    # # #

    Figure 2 demonstrates how amazingly brainless the idea of “man made heat” storage in the Southern Ocean really is.

  35. Richard C (NZ) on August 7, 2016 at 11:28 am said:

    Should be:

    “There is no “man made heat” entering the [Southern Ocean] in this budget. The [excess] heat [(10 Wm−2)] is arriving via horizontal heat transport from solar heating elsewhere e.g. the tropics. It is then dissipated out from the surface at this location.”

  36. Richard C (NZ) on August 7, 2016 at 3:22 pm said:

    Surface Heat Budget Comparison:

    Tropical Pacific (Fairall et al) vs Global (Stephens et al) vs Southern Ocean (Shulz et al).

    Tropical Pacific, Global, Southern Ocean (Wm−2)
    +191.5 ……. +165 ………. +130 …………… SW solar Radiation
    -103.3 ……….. -88 …………. -76 ……………. Latent Heat
    -7.7 …………… -24 …………. -19 ……………. Sensible Heat
    -57.1 …………. -52.4 ………. -45 ……………. LW outgoing Radiation

    +23.4 …………. +0.6 ………. -10 ……………. Mean net heat flux Q (Gain/Loss) W.m-2

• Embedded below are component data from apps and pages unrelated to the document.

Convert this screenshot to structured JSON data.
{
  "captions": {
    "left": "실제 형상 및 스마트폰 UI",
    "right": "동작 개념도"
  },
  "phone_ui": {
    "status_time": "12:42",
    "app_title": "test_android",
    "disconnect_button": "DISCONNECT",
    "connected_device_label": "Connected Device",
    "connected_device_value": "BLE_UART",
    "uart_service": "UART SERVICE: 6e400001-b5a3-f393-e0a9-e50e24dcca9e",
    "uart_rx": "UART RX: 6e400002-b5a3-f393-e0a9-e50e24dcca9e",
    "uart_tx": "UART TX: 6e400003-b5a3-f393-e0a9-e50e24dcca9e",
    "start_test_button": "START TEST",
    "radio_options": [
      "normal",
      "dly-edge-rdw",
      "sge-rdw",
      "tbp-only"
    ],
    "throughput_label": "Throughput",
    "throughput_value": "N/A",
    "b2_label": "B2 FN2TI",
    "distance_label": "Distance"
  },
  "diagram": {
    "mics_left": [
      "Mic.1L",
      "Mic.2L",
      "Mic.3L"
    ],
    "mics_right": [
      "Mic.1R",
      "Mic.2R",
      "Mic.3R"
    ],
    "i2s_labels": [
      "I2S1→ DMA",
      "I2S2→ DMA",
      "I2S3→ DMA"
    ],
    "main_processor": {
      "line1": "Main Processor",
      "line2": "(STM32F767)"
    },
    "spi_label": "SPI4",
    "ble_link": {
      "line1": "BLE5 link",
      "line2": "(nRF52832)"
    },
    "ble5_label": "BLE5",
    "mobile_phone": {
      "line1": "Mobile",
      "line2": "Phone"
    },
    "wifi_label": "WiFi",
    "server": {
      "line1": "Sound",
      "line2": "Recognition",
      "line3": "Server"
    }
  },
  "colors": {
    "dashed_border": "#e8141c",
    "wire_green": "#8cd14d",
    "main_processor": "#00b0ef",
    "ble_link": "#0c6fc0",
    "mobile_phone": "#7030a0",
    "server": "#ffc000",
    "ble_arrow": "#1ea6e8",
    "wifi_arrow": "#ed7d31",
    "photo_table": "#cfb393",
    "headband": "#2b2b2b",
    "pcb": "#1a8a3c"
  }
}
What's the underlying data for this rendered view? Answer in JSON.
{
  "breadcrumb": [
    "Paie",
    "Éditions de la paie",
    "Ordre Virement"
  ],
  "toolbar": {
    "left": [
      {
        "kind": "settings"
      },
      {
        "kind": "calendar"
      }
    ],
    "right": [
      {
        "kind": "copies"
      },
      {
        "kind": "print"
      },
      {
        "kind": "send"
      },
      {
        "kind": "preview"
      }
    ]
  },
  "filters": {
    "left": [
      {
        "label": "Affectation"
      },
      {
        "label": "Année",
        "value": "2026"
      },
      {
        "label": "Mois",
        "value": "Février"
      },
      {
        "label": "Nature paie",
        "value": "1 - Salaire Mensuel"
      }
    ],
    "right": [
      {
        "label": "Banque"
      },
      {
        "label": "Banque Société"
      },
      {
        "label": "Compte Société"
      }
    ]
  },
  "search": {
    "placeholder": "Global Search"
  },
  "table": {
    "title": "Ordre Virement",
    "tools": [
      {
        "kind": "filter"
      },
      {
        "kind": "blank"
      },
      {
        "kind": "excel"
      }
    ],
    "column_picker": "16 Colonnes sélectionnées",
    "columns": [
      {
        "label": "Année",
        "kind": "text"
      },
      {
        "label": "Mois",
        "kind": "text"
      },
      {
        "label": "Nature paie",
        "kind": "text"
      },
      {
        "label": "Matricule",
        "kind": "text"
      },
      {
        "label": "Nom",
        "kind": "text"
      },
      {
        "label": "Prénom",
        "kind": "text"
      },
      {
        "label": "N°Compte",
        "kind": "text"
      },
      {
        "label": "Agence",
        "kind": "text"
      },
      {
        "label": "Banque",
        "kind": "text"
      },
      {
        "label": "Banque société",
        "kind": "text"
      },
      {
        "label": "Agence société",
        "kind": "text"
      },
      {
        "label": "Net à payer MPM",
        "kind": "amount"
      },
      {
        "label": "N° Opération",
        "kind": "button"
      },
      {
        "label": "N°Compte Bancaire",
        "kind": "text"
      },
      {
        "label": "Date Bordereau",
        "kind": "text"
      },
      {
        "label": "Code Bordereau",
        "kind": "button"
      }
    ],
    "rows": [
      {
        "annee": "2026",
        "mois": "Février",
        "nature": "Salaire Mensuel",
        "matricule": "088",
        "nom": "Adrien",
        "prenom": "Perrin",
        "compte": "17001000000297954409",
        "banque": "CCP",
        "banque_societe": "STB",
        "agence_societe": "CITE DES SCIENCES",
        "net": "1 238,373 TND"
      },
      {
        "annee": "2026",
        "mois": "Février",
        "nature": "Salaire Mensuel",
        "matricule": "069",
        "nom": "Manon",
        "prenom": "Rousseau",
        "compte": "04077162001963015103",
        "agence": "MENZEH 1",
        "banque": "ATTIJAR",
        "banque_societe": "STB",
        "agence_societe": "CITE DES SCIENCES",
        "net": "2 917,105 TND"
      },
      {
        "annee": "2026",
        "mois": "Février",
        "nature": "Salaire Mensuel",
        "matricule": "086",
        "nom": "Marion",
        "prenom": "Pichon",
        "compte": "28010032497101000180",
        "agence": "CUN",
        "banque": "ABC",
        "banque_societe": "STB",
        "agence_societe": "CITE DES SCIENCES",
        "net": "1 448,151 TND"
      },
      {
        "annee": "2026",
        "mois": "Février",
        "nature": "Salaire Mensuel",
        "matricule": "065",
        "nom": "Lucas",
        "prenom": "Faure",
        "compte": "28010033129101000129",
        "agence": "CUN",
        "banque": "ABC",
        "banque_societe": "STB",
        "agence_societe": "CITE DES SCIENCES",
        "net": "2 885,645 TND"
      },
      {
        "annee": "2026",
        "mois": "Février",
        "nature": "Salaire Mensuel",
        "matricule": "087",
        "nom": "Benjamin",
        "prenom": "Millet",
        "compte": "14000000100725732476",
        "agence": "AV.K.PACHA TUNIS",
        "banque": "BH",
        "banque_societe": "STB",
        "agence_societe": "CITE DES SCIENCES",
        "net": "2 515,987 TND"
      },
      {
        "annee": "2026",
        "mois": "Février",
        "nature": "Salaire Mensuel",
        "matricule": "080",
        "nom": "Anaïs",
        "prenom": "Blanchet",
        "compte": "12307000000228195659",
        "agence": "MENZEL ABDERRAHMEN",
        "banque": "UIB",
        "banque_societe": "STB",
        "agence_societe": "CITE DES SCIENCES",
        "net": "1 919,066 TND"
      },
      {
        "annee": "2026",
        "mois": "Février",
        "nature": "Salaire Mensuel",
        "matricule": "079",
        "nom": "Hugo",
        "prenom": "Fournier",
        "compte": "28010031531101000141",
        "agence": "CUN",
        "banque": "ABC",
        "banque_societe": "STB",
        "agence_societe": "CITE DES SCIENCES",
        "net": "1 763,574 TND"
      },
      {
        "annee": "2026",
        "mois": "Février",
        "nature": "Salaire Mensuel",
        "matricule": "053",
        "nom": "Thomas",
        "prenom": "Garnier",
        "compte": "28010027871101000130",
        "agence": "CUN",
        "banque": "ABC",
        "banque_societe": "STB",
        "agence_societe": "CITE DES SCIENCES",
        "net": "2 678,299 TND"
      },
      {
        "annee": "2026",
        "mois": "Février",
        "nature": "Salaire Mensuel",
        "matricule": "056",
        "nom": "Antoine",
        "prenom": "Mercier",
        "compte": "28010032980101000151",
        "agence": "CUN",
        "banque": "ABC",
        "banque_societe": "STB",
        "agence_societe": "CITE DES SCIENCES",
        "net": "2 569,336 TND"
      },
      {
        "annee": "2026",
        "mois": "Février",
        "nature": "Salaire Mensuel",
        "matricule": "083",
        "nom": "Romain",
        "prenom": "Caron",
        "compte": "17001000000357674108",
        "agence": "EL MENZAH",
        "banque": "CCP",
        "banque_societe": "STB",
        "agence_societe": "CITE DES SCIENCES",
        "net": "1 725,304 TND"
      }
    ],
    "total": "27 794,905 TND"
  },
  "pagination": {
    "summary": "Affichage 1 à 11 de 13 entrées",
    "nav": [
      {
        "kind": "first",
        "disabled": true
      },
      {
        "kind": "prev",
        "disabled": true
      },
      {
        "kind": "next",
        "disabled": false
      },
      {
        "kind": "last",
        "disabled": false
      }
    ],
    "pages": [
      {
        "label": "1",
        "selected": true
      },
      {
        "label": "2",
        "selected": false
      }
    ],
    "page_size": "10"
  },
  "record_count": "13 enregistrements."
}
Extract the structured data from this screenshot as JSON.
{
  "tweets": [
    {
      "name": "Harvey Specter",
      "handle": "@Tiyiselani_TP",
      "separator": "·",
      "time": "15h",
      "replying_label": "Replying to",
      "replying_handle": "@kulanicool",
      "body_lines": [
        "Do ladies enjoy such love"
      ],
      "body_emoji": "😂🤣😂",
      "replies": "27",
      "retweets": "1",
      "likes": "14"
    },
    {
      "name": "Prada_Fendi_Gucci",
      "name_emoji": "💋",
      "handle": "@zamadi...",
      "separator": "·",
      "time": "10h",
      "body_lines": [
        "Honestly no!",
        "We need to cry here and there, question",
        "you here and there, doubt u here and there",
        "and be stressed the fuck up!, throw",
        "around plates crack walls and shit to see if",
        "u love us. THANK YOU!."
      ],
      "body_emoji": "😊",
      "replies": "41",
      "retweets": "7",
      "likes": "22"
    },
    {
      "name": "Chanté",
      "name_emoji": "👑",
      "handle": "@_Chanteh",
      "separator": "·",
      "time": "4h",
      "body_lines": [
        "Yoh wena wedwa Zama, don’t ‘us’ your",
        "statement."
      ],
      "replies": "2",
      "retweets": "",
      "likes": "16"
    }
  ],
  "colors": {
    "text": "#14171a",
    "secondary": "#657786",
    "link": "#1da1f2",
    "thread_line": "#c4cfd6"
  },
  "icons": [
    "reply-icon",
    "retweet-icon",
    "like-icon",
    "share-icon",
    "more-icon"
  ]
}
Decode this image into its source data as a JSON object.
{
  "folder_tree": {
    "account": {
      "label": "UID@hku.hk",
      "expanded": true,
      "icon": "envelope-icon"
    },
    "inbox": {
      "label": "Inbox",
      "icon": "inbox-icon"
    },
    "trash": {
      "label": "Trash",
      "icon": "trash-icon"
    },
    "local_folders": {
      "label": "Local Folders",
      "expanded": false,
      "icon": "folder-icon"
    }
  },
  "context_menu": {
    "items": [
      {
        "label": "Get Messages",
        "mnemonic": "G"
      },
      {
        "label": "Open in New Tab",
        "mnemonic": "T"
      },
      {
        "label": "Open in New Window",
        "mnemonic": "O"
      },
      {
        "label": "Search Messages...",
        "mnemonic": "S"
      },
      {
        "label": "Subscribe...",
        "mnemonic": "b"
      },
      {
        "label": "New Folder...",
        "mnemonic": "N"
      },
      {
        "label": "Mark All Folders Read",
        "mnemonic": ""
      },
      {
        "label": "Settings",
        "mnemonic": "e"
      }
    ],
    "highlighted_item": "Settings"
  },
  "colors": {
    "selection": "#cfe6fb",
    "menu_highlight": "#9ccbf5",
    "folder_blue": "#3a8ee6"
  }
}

    The Pacific Ocean gains heat in the tropics and loses heat north and south in the high latitudes.
    There is no heat gain in either tropical Pacific, or Global, or Southern Ocean from “man made heat”.

Leave a Reply

Your email address will not be published. Required fields are marked *

Post Navigation